All seminars will be hosted virtually for Fall 2020. Registration is required and registration pages will be made available below.
Fall 2020 Seminars
Thursday November 12 @ 1 PM
Jennifer Miller, Yale School of Medicine
Data sharing, research equity, and the role of the Good Pharma Scorecard
This talk will briefly review key ethics concerns about the pharmaceutical industry, focusing on data sharing and equity in research as well as the accessibility of novel new medicines for middle and low income countries. The role of the Good Pharma Scorecard in benchmarking practices and catalyzing reforms where needed will also be explored.
Thursday October 8 @ 1 PM
Glenn Cohen, Harvard Law School
Artificial Intelligence and Heath Care: Legal and Ethics Issues
The world is paying increasing attention to the integration of Artificial Intelligence (AI) especially machine learning (ML) into health care. Some of the talk is hope, some of it is hype, but some of it is already being introduced into clinical care. This talk will give a general overview of the legal and ethical issues raised by this trend, including questions such as:
What rules should govern the acquisition of patient data to build medical AI and the privacy of patient information?
Is pre-market approval of some medical AI necessary? How should regulators approach the task of reviewing medical AI? How should they manage updates?
What role should patients have in deciding when medical AI is used in their care? Is there an obligation for clinicians to get informed consent for the use of AI, even when that AI is not apparent to the patient and instead just advising the clinician?

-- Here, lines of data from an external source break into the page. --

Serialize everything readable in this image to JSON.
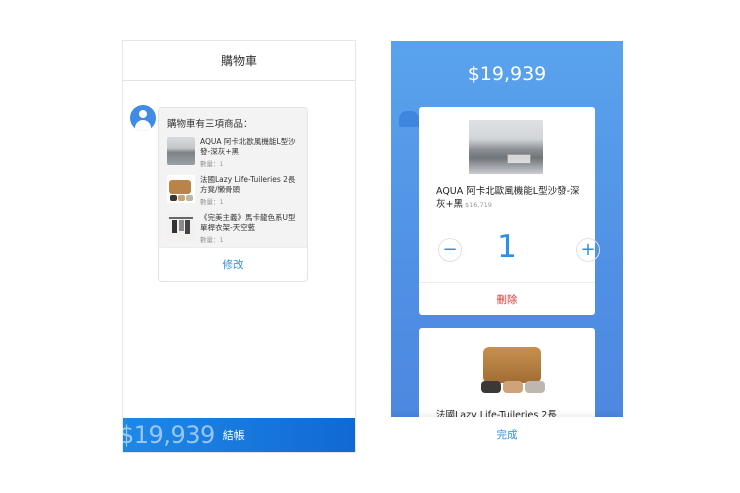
{
  "left": {
    "header_title": "購物車",
    "summary": "購物車有三項商品：",
    "items": [
      {
        "name": "AQUA 阿卡北歐風機能L型沙發-深灰+黑",
        "qty": "數量：1"
      },
      {
        "name": "法國Lazy Life-Tuileries 2長方凳/懶骨頭",
        "qty": "數量：1"
      },
      {
        "name": "《完美主義》馬卡龍色系U型單桿衣架-天空藍",
        "qty": "數量：1"
      }
    ],
    "edit_label": "修改",
    "checkout_amount": "$19,939",
    "checkout_label": "結帳"
  },
  "right": {
    "total": "$19,939",
    "product1": {
      "name": "AQUA 阿卡北歐風機能L型沙發-深灰+黑",
      "price": "$16,719",
      "quantity": "1",
      "minus": "−",
      "plus": "+",
      "delete_label": "刪除"
    },
    "product2": {
      "name": "法國Lazy Life-Tuileries 2長"
    },
    "done_label": "完成"
  },
  "colors": {
    "accent_blue": "#2f8fe0",
    "delete_red": "#e0332f",
    "checkout_bar": "#1a7ee0"
  },
  "icons": [
    "user-avatar-icon",
    "minus-icon",
    "plus-icon"
  ]
}
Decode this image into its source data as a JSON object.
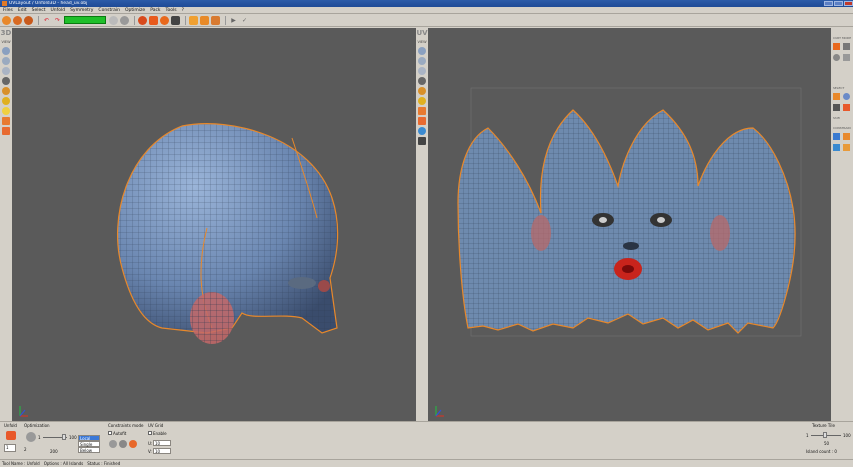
{
  "window": {
    "title": "UVLayout / Unfold3D - head_uv.obj"
  },
  "menu": {
    "items": [
      "Files",
      "Edit",
      "Select",
      "Unfold",
      "Symmetry",
      "Constrain",
      "Optimize",
      "Pack",
      "Tools",
      "?"
    ]
  },
  "viewport3d": {
    "label": "3D",
    "sublabel": "VIEW"
  },
  "viewportuv": {
    "label": "UV",
    "sublabel": "VIEW"
  },
  "rightpanel": {
    "sections": [
      "CURT MODE",
      "SELECT",
      "CONSTRAIN"
    ],
    "select_label": "Shift"
  },
  "bottom": {
    "unfold": {
      "title": "Unfold",
      "count": "1"
    },
    "optimization": {
      "title": "Optimization",
      "value": "100",
      "min": "1",
      "max": "200",
      "iterations": "2",
      "modes": [
        "Local",
        "Single",
        "Below"
      ],
      "selected_mode": "Local"
    },
    "constraints": {
      "title": "Constraints mode",
      "checkbox": "Autofit"
    },
    "uvgrid": {
      "title": "UV Grid",
      "checkbox": "Enable",
      "u_label": "U:",
      "u_value": "10",
      "v_label": "V:",
      "v_value": "10"
    },
    "texture": {
      "title": "Texture Tile",
      "min": "1",
      "max": "100",
      "value": "50",
      "island_count": "Island count : 0"
    }
  },
  "status": {
    "tool": "Tool Name : Unfold",
    "options": "Options : All Islands",
    "state": "Status : Finished"
  },
  "colors": {
    "viewport_bg": "#5a5a5a",
    "mesh_fill": "#6e8aae",
    "seam": "#e8882a",
    "progress": "#1fbf2a",
    "lips": "#c8241c"
  }
}
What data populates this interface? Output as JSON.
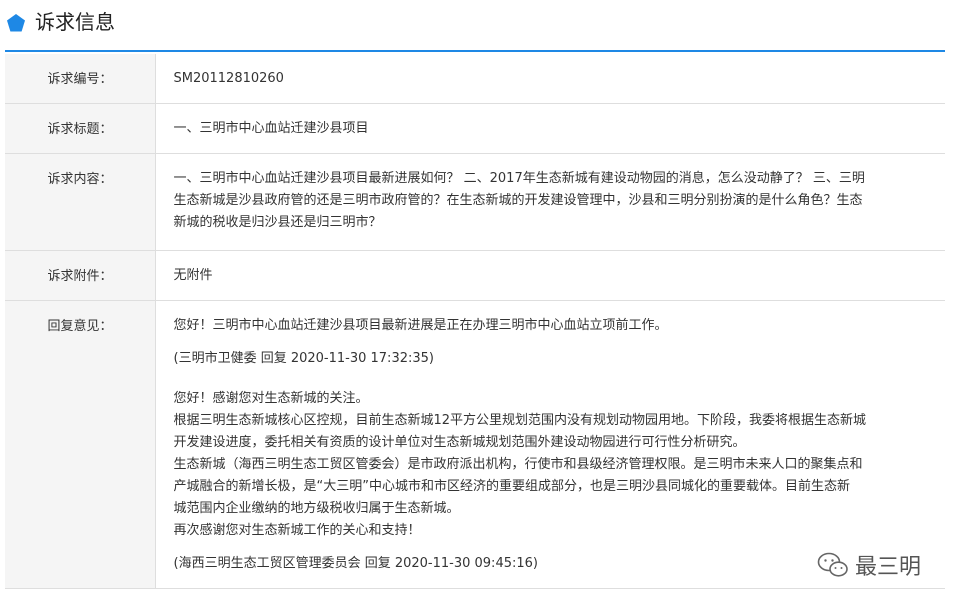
{
  "header": {
    "title": "诉求信息",
    "icon": "pentagon-icon",
    "accent": "#1e88e5"
  },
  "rows": {
    "number": {
      "label": "诉求编号：",
      "value": "SM20112810260"
    },
    "title": {
      "label": "诉求标题：",
      "value": "一、三明市中心血站迁建沙县项目"
    },
    "content": {
      "label": "诉求内容：",
      "lines": [
        "一、三明市中心血站迁建沙县项目最新进展如何？ 二、2017年生态新城有建设动物园的消息，怎么没动静了？ 三、三明",
        "生态新城是沙县政府管的还是三明市政府管的？在生态新城的开发建设管理中，沙县和三明分别扮演的是什么角色？生态",
        "新城的税收是归沙县还是归三明市？"
      ]
    },
    "attachment": {
      "label": "诉求附件：",
      "value": "无附件"
    },
    "reply": {
      "label": "回复意见：",
      "reply1": {
        "text": "您好！三明市中心血站迁建沙县项目最新进展是正在办理三明市中心血站立项前工作。",
        "sign": "(三明市卫健委 回复 2020-11-30 17:32:35)"
      },
      "reply2": {
        "lines": [
          "您好！感谢您对生态新城的关注。",
          "根据三明生态新城核心区控规，目前生态新城12平方公里规划范围内没有规划动物园用地。下阶段，我委将根据生态新城",
          "开发建设进度，委托相关有资质的设计单位对生态新城规划范围外建设动物园进行可行性分析研究。",
          "生态新城（海西三明生态工贸区管委会）是市政府派出机构，行使市和县级经济管理权限。是三明市未来人口的聚集点和",
          "产城融合的新增长极，是“大三明”中心城市和市区经济的重要组成部分，也是三明沙县同城化的重要载体。目前生态新",
          "城范围内企业缴纳的地方级税收归属于生态新城。",
          "再次感谢您对生态新城工作的关心和支持！"
        ],
        "sign": "(海西三明生态工贸区管理委员会 回复 2020-11-30 09:45:16)"
      }
    }
  },
  "watermark": {
    "text": "最三明",
    "icon": "wechat-icon"
  }
}
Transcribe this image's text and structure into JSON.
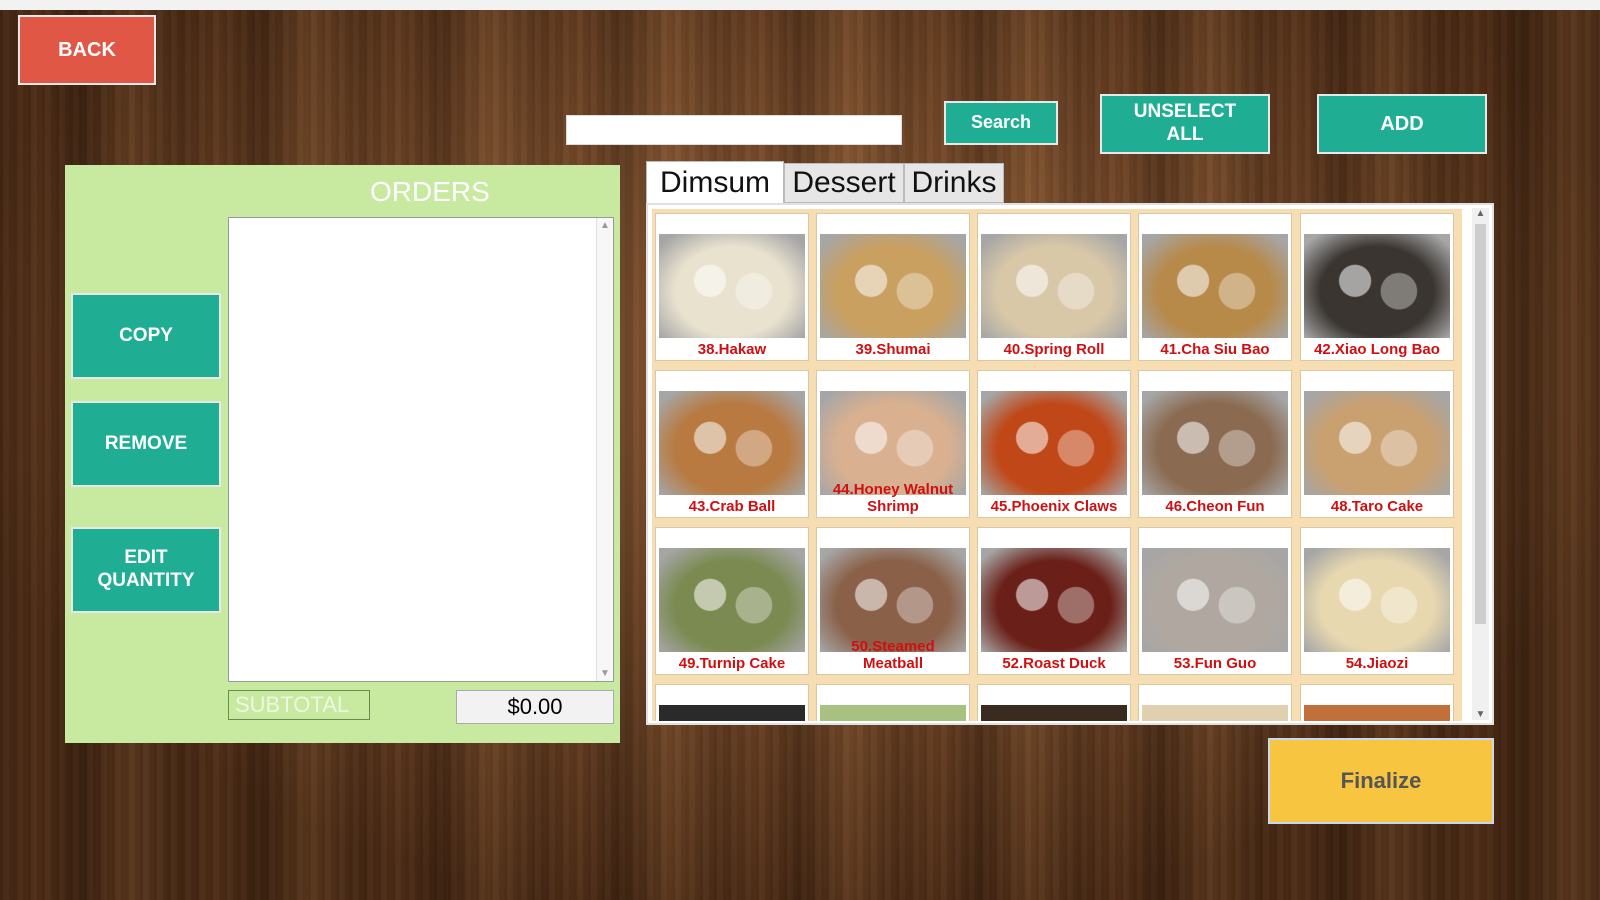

How should ethicists and regulators manage concerns about equity – both equitable access to models that actually are successful and problems of “bias” or even “discrimination” by models?
Tuesday November 26 @ 1:30 PM
Ariella Binik, McMaster University
Delaying and Withholding Interventions: Ethics and the Stepped Wedge Trial
Wednesday October 16 - Projection Week Seminar with Mara Buchbinder
Making Death’ in the Era of Medical Aid-in-Dying
Organized in partnership with the Department of Social Studies of Medicine
For more information on Projection Week: https://projectionweek.ca/en
Wednesday 17 April 2019 at 10 AM
Fareed Awan, University of Minnesota
Connecting Exploitation and Injustice in Research Ethics
Exploitation is a central topic of biomedical ethics, but remains contentious. In this talk, I will present a relational account of exploitation, where the wrong of exploitation is defined as a failure of a relationship dynamics, contra views of exploitation that take maldistribution as the primary concern. My view is that corroding the ability to resist the causes of exploitation, namely oppression and degradation, is unjust, at least within the context of biomedical research, where power, knowledge, and authority imbalance is particularly ingrained. Research that (a) exploits or (b) corrodes the ability of vulnerable groups to avoid exploitation are both sources of injustice, even if the relationship is mutually beneficial and consensual.
Thursday 25 April 2019 at 4:30 PM
Book Launch of "Ethical Issues in Women;s Healthcare: Practice and Policy"
Edited by Lori d'Agincourt-Canning & Carolyn Ells
In the foyer of 3647 Peel Street
Friday, February 1st @ 3:15
Phoebe Friesen, University of Oxford
Is Schizophrenia Research Under Threat?: How funding structures and patient groups shape scientific knowledge
Two significant shifts are taking place within psychiatry. The first shift involves the replacement of the DSM (Diagnostic and Statistical Manual) criteria with RDoC (Research Domain Criteria), in research funded by the National Institute of Mental Health (NIMH), the world’s largest funder of psychiatric research. Moving away from the discrete diagnostic categories of the DSM, RDoC prioritizes basic science research and refrains from drawing a line in advance between pathological and non-pathological experiences. The second shift has been taking place in schizophrenia research over several decades and involves the adoption of wider outcome measures related to quality of life in place of narrow measures such as symptom scales. This change is largely a result of the influence of patient groups. It is argued that this second shift has been successful in bringing to light several explanatory models of schizophrenia that are likely to bear fruit in terms of both understanding schizophrenia and developing tools and treatments for those living with the condition. In light of this, this presentation asks whether the shift to RDoC will threaten the gains associated with research related to quality of life in schizophrenia. In response, it is suggested there is both reason to be wary and reason to be hopeful when it comes to schizophrenia research and funding based on RDoC.